**WORK REQUEST:** Report back each line of the records that contains the string "врача".

**MATERIAL FOR THIS EXERCISE:**
-=-=-

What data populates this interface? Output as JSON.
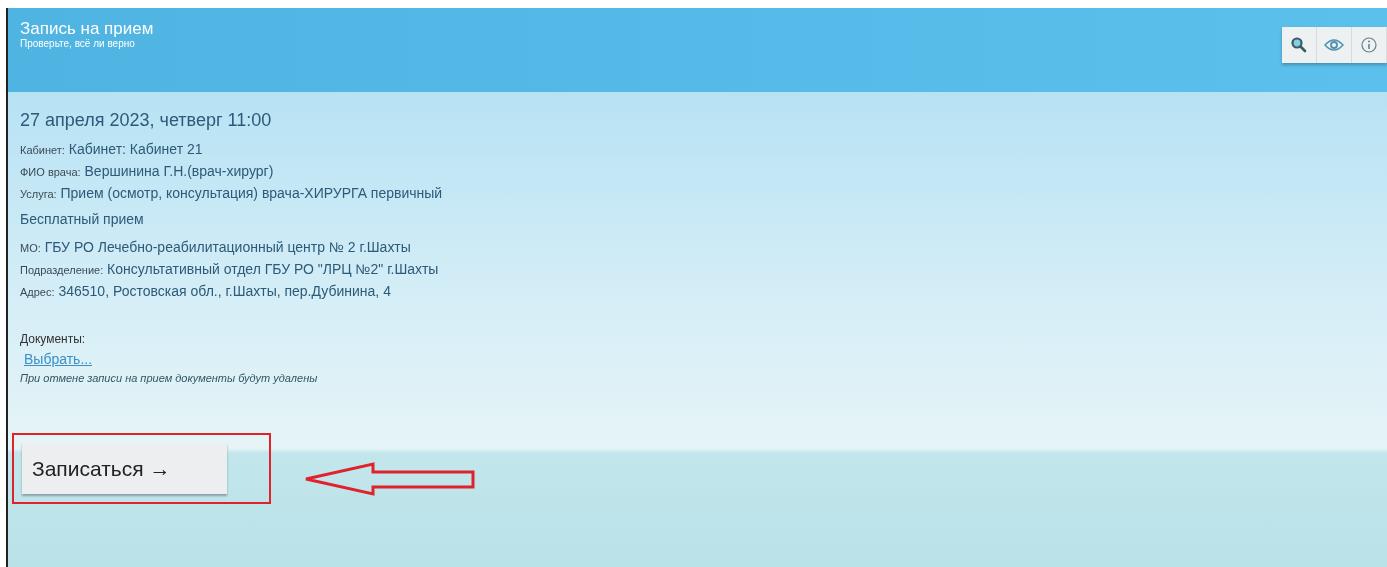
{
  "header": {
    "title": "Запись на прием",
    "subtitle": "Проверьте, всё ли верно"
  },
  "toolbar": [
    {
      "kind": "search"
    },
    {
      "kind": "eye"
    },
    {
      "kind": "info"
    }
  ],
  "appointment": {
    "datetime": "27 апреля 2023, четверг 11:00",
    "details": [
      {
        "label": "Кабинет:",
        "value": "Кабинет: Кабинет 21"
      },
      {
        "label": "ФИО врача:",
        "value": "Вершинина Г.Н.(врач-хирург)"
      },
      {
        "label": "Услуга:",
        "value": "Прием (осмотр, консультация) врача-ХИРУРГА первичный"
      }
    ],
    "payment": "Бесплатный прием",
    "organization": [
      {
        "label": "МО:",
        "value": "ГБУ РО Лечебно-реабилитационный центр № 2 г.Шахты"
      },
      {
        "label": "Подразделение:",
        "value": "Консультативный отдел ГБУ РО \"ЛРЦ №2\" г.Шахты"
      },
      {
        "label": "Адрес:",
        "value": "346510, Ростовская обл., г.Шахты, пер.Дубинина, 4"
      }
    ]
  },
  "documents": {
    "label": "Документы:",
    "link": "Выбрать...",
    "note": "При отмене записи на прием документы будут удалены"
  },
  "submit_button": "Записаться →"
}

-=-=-

**WRITTEN ANSWER:**
        "label": "ФИО врача:",
        "value": "Прием (осмотр, консультация) врача-ХИРУРГА первичный"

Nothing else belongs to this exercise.